A visual survey technique for deep-water fishes: estimating anglerfish Lophius spp. abundance in closed areas

F. D. McIntyre*, N. Collie, M. Stewart, L. Scala, P. G. Fernandes

*Corresponding author for this work

Research output: Contribution to journalArticlepeer-review

8 Citations (Scopus)


A visual survey technique was employed to estimate the abundance and distribution of anglerfish Lophius spp. in areas where destructive sampling methods, such as trawling, are unacceptable. To enable visual surveying at depths of over 300m, a deep towed vehicle was developed equipped with video, lights and other sensors and was towed at speeds of up to 15ms(-1) and altitudes of up to 10m (from the seabed) to survey large areas of the seabed around the Rockall Bank in the north-west Atlantic Ocean. The system allowed for areas up to 125 000m(2) to be surveyed, a substantial area comparable to that surveyed by demersal-trawl sampling.
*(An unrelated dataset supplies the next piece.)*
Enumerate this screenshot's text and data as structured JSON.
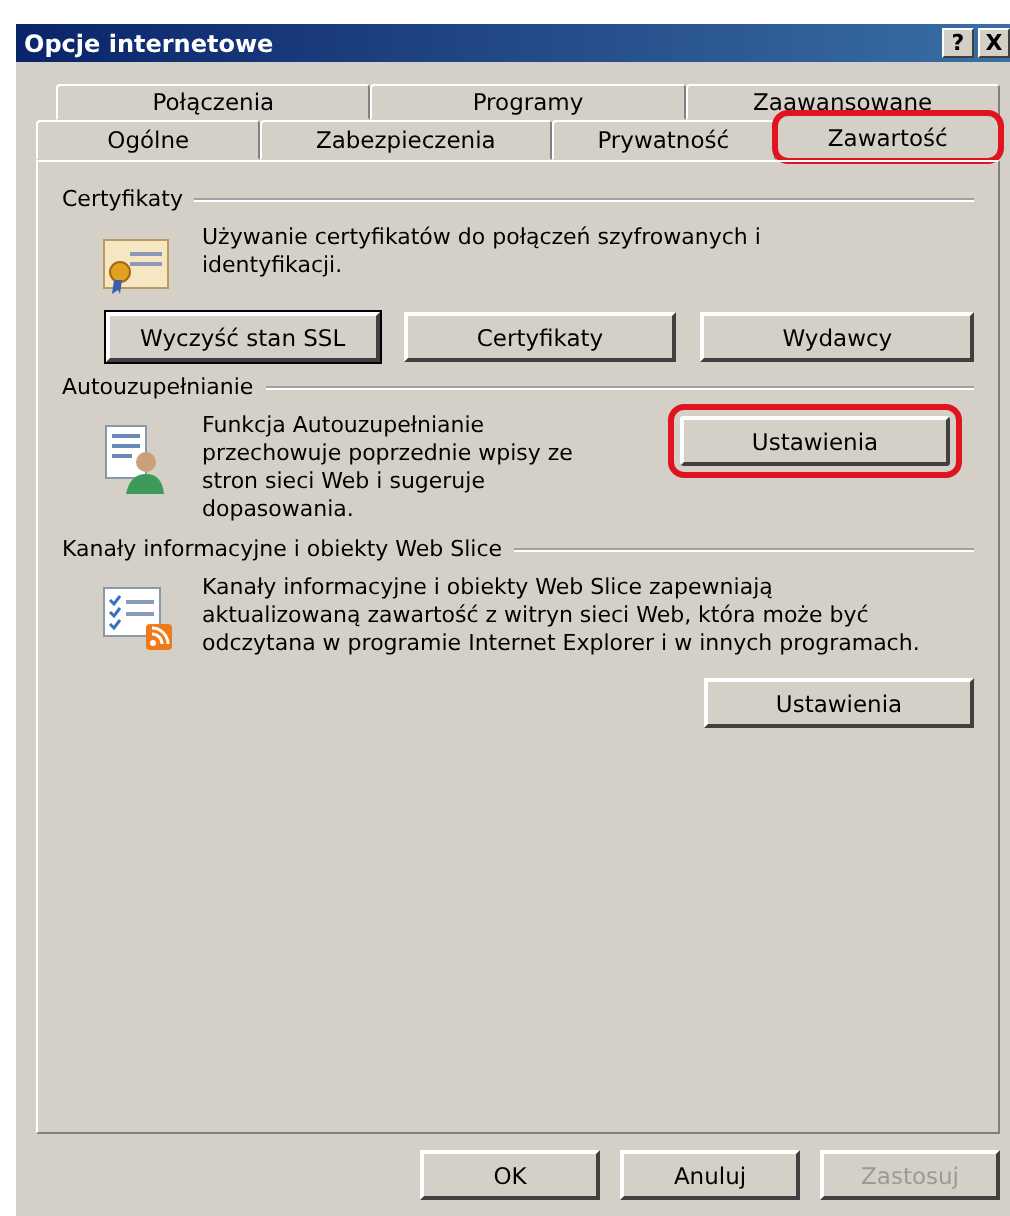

Lophius spp. densities ranged from 15 to 736 fish km(-2); these are comparable to estimated Lophius spp. densities determined by trawl surveys in adjacent areas. Estimates of Lophius spp. abundance in the closed areas ranged between 99 855 and 176 887 for the time series considered (2007-2011).

Original languageEnglish
Pages (from-to)739-753
Number of pages15
JournalJournal of Fish Biology
Issue number4
Early online date21 May 2013
Publication statusPublished - Oct 2013


  • deep-towed system
  • image analysis
  • underwater video
  • lobster nephrops-norvegicus
  • Norway lobster
  • towed camera
  • underwater television
  • sampling techniques
  • Northeast Pacific
  • stock assessment
  • megafauna
  • assemblages
  • disturbance

Cite this